----- TASK MATERIAL -----

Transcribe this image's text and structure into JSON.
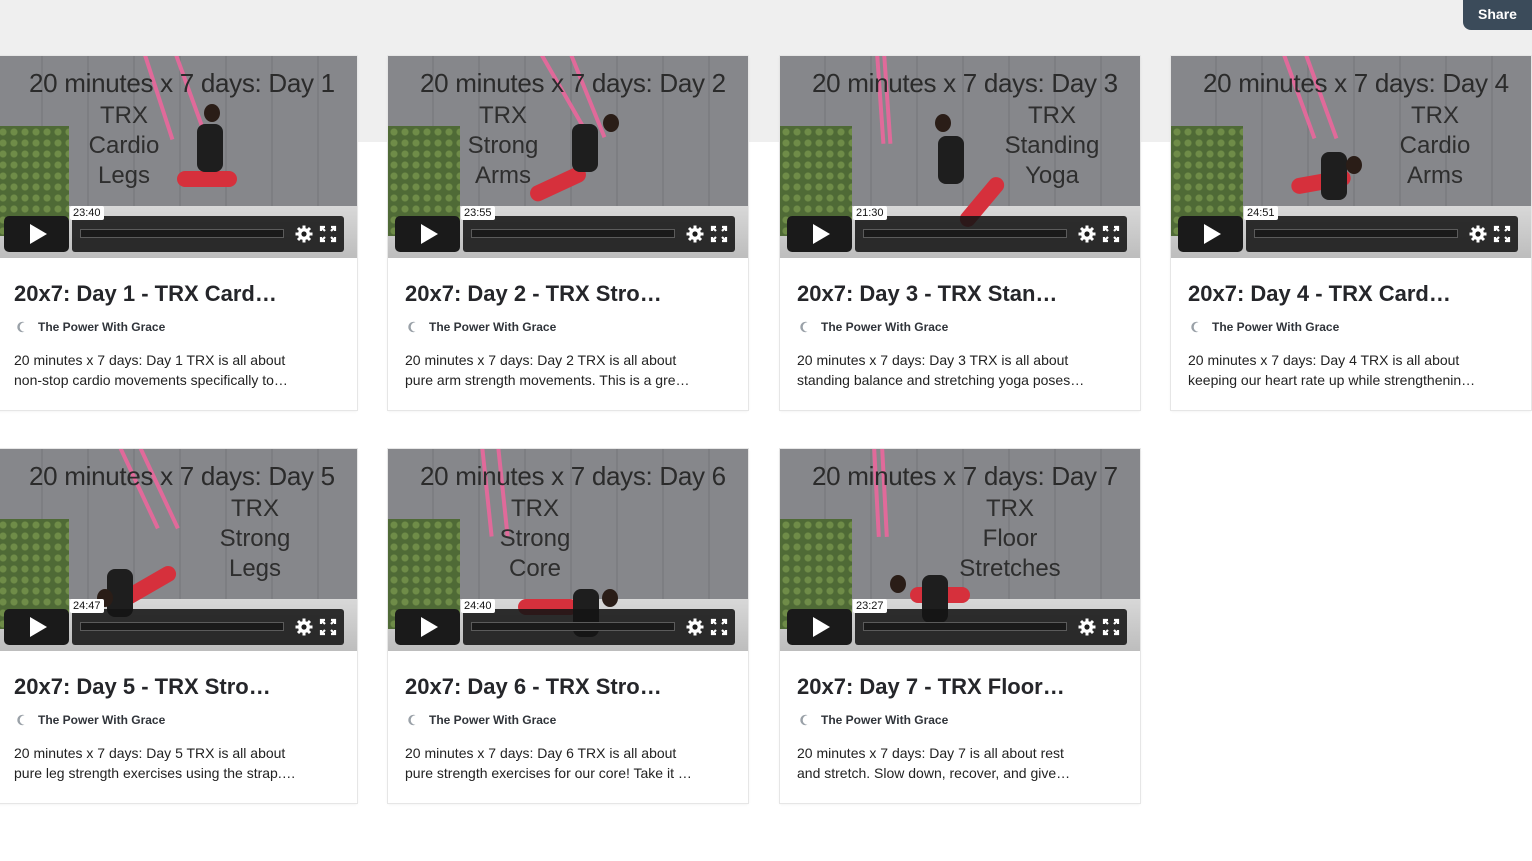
{
  "share_label": "Share",
  "videos": [
    {
      "title_line": "20 minutes x 7 days: Day 1",
      "sub": "TRX\nCardio\nLegs",
      "duration": "23:40",
      "card_title": "20x7: Day 1 - TRX Card…",
      "channel": "The Power With Grace",
      "desc1": "20 minutes x 7 days: Day 1 TRX is all about",
      "desc2": "non-stop cardio movements specifically to…"
    },
    {
      "title_line": "20 minutes x 7 days: Day 2",
      "sub": "TRX\nStrong\nArms",
      "duration": "23:55",
      "card_title": "20x7: Day 2 - TRX Stro…",
      "channel": "The Power With Grace",
      "desc1": "20 minutes x 7 days: Day 2 TRX is all about",
      "desc2": "pure arm strength movements. This is a gre…"
    },
    {
      "title_line": "20 minutes x 7 days: Day 3",
      "sub": "TRX\nStanding\nYoga",
      "duration": "21:30",
      "card_title": "20x7: Day 3 - TRX Stan…",
      "channel": "The Power With Grace",
      "desc1": "20 minutes x 7 days: Day 3 TRX is all about",
      "desc2": "standing balance and stretching yoga poses…"
    },
    {
      "title_line": "20 minutes x 7 days: Day 4",
      "sub": "TRX\nCardio\nArms",
      "duration": "24:51",
      "card_title": "20x7: Day 4 - TRX Card…",
      "channel": "The Power With Grace",
      "desc1": "20 minutes x 7 days: Day 4 TRX is all about",
      "desc2": "keeping our heart rate up while strengthenin…"
    },
    {
      "title_line": "20 minutes x 7 days: Day 5",
      "sub": "TRX\nStrong\nLegs",
      "duration": "24:47",
      "card_title": "20x7: Day 5 - TRX Stro…",
      "channel": "The Power With Grace",
      "desc1": "20 minutes x 7 days: Day 5 TRX is all about",
      "desc2": "pure leg strength exercises using the strap.…"
    },
    {
      "title_line": "20 minutes x 7 days: Day 6",
      "sub": "TRX\nStrong\nCore",
      "duration": "24:40",
      "card_title": "20x7: Day 6 - TRX Stro…",
      "channel": "The Power With Grace",
      "desc1": "20 minutes x 7 days: Day 6 TRX is all about",
      "desc2": "pure strength exercises for our core! Take it …"
    },
    {
      "title_line": "20 minutes x 7 days: Day 7",
      "sub": "TRX\nFloor\nStretches",
      "duration": "23:27",
      "card_title": "20x7: Day 7 - TRX Floor…",
      "channel": "The Power With Grace",
      "desc1": "20 minutes x 7 days: Day 7 is all about rest",
      "desc2": "and stretch. Slow down, recover, and give…"
    }
  ]
}
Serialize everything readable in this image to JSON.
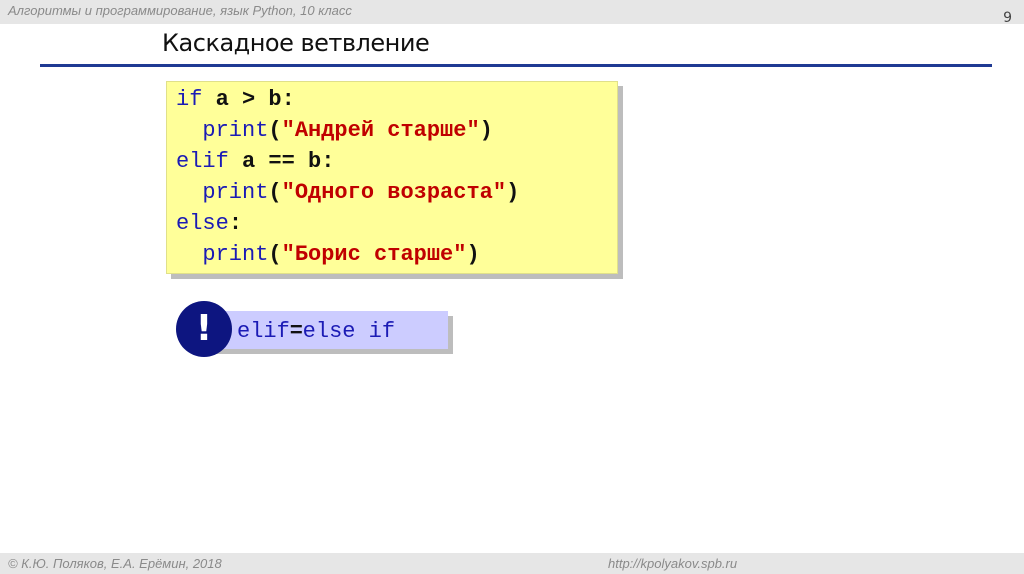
{
  "header": {
    "course_title": "Алгоритмы и программирование, язык Python, 10 класс",
    "page_number": "9"
  },
  "slide": {
    "title": "Каскадное ветвление"
  },
  "code": {
    "line1": {
      "kw": "if",
      "rest": " a > b:"
    },
    "line2": {
      "indent": "  ",
      "func": "print",
      "open": "(",
      "str": "\"Андрей старше\"",
      "close": ")"
    },
    "line3": {
      "kw": "elif",
      "rest": " a == b:"
    },
    "line4": {
      "indent": "  ",
      "func": "print",
      "open": "(",
      "str": "\"Одного возраста\"",
      "close": ")"
    },
    "line5": {
      "kw": "else",
      "rest": ":"
    },
    "line6": {
      "indent": "  ",
      "func": "print",
      "open": "(",
      "str": "\"Борис старше\"",
      "close": ")"
    }
  },
  "note": {
    "icon": "exclamation-icon",
    "icon_glyph": "!",
    "left": "elif",
    "equals": "=",
    "right": "else if"
  },
  "footer": {
    "copyright": "© К.Ю. Поляков, Е.А. Ерёмин, 2018",
    "url": "http://kpolyakov.spb.ru"
  }
}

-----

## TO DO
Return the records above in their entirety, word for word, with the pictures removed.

## TASK SOLUTION
Transcribe this image's text and structure into JSON.
{
  "share_label": "Share",
  "videos": [
    {
      "title_line": "20 minutes x 7 days: Day 1",
      "sub": "TRX\nCardio\nLegs",
      "duration": "23:40",
      "card_title": "20x7: Day 1 - TRX Card…",
      "channel": "The Power With Grace",
      "desc1": "20 minutes x 7 days: Day 1 TRX is all about",
      "desc2": "non-stop cardio movements specifically to…"
    },
    {
      "title_line": "20 minutes x 7 days: Day 2",
      "sub": "TRX\nStrong\nArms",
      "duration": "23:55",
      "card_title": "20x7: Day 2 - TRX Stro…",
      "channel": "The Power With Grace",
      "desc1": "20 minutes x 7 days: Day 2 TRX is all about",
      "desc2": "pure arm strength movements. This is a gre…"
    },
    {
      "title_line": "20 minutes x 7 days: Day 3",
      "sub": "TRX\nStanding\nYoga",
      "duration": "21:30",
      "card_title": "20x7: Day 3 - TRX Stan…",
      "channel": "The Power With Grace",
      "desc1": "20 minutes x 7 days: Day 3 TRX is all about",
      "desc2": "standing balance and stretching yoga poses…"
    },
    {
      "title_line": "20 minutes x 7 days: Day 4",
      "sub": "TRX\nCardio\nArms",
      "duration": "24:51",
      "card_title": "20x7: Day 4 - TRX Card…",
      "channel": "The Power With Grace",
      "desc1": "20 minutes x 7 days: Day 4 TRX is all about",
      "desc2": "keeping our heart rate up while strengthenin…"
    },
    {
      "title_line": "20 minutes x 7 days: Day 5",
      "sub": "TRX\nStrong\nLegs",
      "duration": "24:47",
      "card_title": "20x7: Day 5 - TRX Stro…",
      "channel": "The Power With Grace",
      "desc1": "20 minutes x 7 days: Day 5 TRX is all about",
      "desc2": "pure leg strength exercises using the strap.…"
    },
    {
      "title_line": "20 minutes x 7 days: Day 6",
      "sub": "TRX\nStrong\nCore",
      "duration": "24:40",
      "card_title": "20x7: Day 6 - TRX Stro…",
      "channel": "The Power With Grace",
      "desc1": "20 minutes x 7 days: Day 6 TRX is all about",
      "desc2": "pure strength exercises for our core! Take it …"
    },
    {
      "title_line": "20 minutes x 7 days: Day 7",
      "sub": "TRX\nFloor\nStretches",
      "duration": "23:27",
      "card_title": "20x7: Day 7 - TRX Floor…",
      "channel": "The Power With Grace",
      "desc1": "20 minutes x 7 days: Day 7 is all about rest",
      "desc2": "and stretch. Slow down, recover, and give…"
    }
  ]
}
Serialize everything readable in this image to JSON.
{
  "header": {
    "course_title": "Алгоритмы и программирование, язык Python, 10 класс",
    "page_number": "9"
  },
  "slide": {
    "title": "Каскадное ветвление"
  },
  "code": {
    "line1": {
      "kw": "if",
      "rest": " a > b:"
    },
    "line2": {
      "indent": "  ",
      "func": "print",
      "open": "(",
      "str": "\"Андрей старше\"",
      "close": ")"
    },
    "line3": {
      "kw": "elif",
      "rest": " a == b:"
    },
    "line4": {
      "indent": "  ",
      "func": "print",
      "open": "(",
      "str": "\"Одного возраста\"",
      "close": ")"
    },
    "line5": {
      "kw": "else",
      "rest": ":"
    },
    "line6": {
      "indent": "  ",
      "func": "print",
      "open": "(",
      "str": "\"Борис старше\"",
      "close": ")"
    }
  },
  "note": {
    "icon": "exclamation-icon",
    "icon_glyph": "!",
    "left": "elif",
    "equals": "=",
    "right": "else if"
  },
  "footer": {
    "copyright": "© К.Ю. Поляков, Е.А. Ерёмин, 2018",
    "url": "http://kpolyakov.spb.ru"
  }
}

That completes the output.